Sharing experience of expanding access to medicines

expanding access to medicines

2018 was a challenging year for pharma companies. While our industry continues to discover and develop treatments that improve lives throughout the world, trust with the public is near an all-time low. One reason for this is clear: for all the progress we’ve made, billions of people worldwide still lack access to essential medicines. Patrice Matchaba explores Novartis’ experience of expanding access to medicines.

Whether a major research and development company or a generic manufacturer, pharmaceutical companies can no longer afford to produce medical breakthroughs in a vacuum. We all understand that medicines aren’t much use without proper diagnostics or a reliable healthcare system to deliver them.

But it goes deeper than that. To beat complex global health challenges like noncommunicable diseases – which could be draining the global economy by as much as USD 47 trillion by 2030 – we must dig deep and inspire each other to a greater purpose.

With this in mind, I would like to highlight some key insights in helping to expand access to medicines. It is my hope that our efforts will inform and inspire others in the industry as we strive to do better together.

Increasing access to medicines must become part of core business

Novartis has history of working to increase access to medicines. In 1981, we began donating leprosy drugs, playing a part in slashing the disease by 99% globally. To tackle greater global health challenges like malaria – a leading killer of African children – we expanded our production of artemisinin-based combination therapies and distributed more than 850 million treatments without profit, including 350 million paediatric doses, contributing to a 50% drop in malaria deaths since 2001. And we have devised a new social business approach to provide medicines to lower-income countries through a strategy that stimulates sustainable market development.

But achieving the UN goal of Universal Health Coverage by 2030 – and maximising the social impact of our work throughout the world – requires a fundamental shift in the way pharma operates. We’ve asked ourselves: How can we do even more? And other companies should be doing the same.

The conclusion we’ve reached is that access must become an integral part of our business strategy. We adopted new Access Principles to guide our work and formally committed to:

  • Systematically assess our research and development portfolio against the unmet health needs of under-served populations;
  • Help improve the affordability of our medicines; and
  • Systematically assess our efforts to strengthen local healthcare systems.

As a result, we will now have a dedicated access strategy for every new medicine we launch, with a goal of ensuring that we maximise the reach and social impact of our innovations. Furthermore, our chief executive and executive committee members will have an access objective as part of their individual objectives – signalling that a commitment to change starts at the top.

This is something that could be adopted across the wider industry.

Measurement and evaluation are essential to success

To have any hope of achieving the UN goal of Universal Health Coverage by 2030, both public and private players must drastically increase funding to strengthen health systems. There are encouraging signals from the innovative financing sector.
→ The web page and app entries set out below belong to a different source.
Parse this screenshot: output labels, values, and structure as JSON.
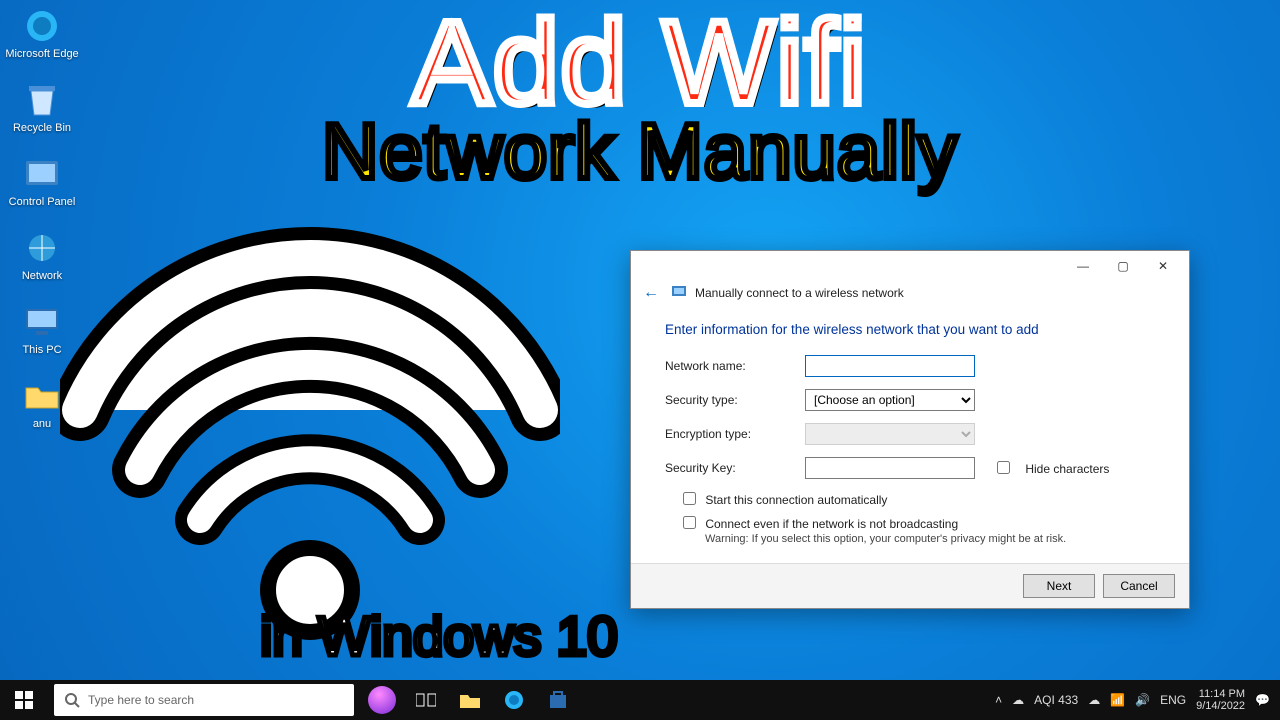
{
  "overlay": {
    "title_line1": "Add Wifi",
    "title_line2": "Network Manually",
    "subtitle": "in Windows 10"
  },
  "desktop_icons": [
    {
      "name": "edge",
      "label": "Microsoft Edge"
    },
    {
      "name": "recycle-bin",
      "label": "Recycle Bin"
    },
    {
      "name": "control-panel",
      "label": "Control Panel"
    },
    {
      "name": "network",
      "label": "Network"
    },
    {
      "name": "this-pc",
      "label": "This PC"
    },
    {
      "name": "anu",
      "label": "anu"
    }
  ],
  "dialog": {
    "window_title": "Manually connect to a wireless network",
    "heading": "Enter information for the wireless network that you want to add",
    "fields": {
      "network_name_label": "Network name:",
      "network_name_value": "",
      "security_type_label": "Security type:",
      "security_type_value": "[Choose an option]",
      "encryption_type_label": "Encryption type:",
      "encryption_type_value": "",
      "security_key_label": "Security Key:",
      "security_key_value": "",
      "hide_characters_label": "Hide characters",
      "start_auto_label": "Start this connection automatically",
      "connect_not_broadcast_label": "Connect even if the network is not broadcasting",
      "warning": "Warning: If you select this option, your computer's privacy might be at risk."
    },
    "buttons": {
      "next": "Next",
      "cancel": "Cancel"
    }
  },
  "taskbar": {
    "search_placeholder": "Type here to search",
    "aqi": "AQI 433",
    "lang": "ENG",
    "time": "11:14 PM",
    "date": "9/14/2022"
  }
}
According to a 2018 survey by the Global Impact Investing Network, approximately USD 11.4 billion has been invested by impact investors (e.g. fund managers, foundations and other organisations) through a mix of debt and equity instruments specifically in healthcare. This shows an appetite from investors for financing development goals – provided there is a clear return on investment.

The science of measurement and evaluation (M&E) in this area is far from settled – there are no consistent standards or guidelines for demonstrating the impact of large-scale health investments. But this only underscores the wider point about the path to progress: access is a challenge that society can only conquer through a constant commitment to learning and improving.

Novartis is sharing openly and honestly with our partners and patients, holding ourselves to higher standards, and committing to continually do better. To this end, we are working with Boston University researchers to evaluate the impact of Novartis Access in Kenya, a social business programme that provides 15 commonly-prescribed drugs against chronic conditions to lower-income countries for USD 1 per treatment per month. We hope this effort will produce not only evidence of increasing access to affordable medicines, but also guidance on how similar programmes can evaluate their impact. This should then help with replication across the industry.

Time to solve global health problems

By putting access at the core of business strategies and committing to rigorous evaluation of the social impact of work, companies can build greater trust with society while helping to solve the world’s most pressing global health problems. Looking into 2019, let’s be motivated by a spirit of optimism and all the good that we can achieve together.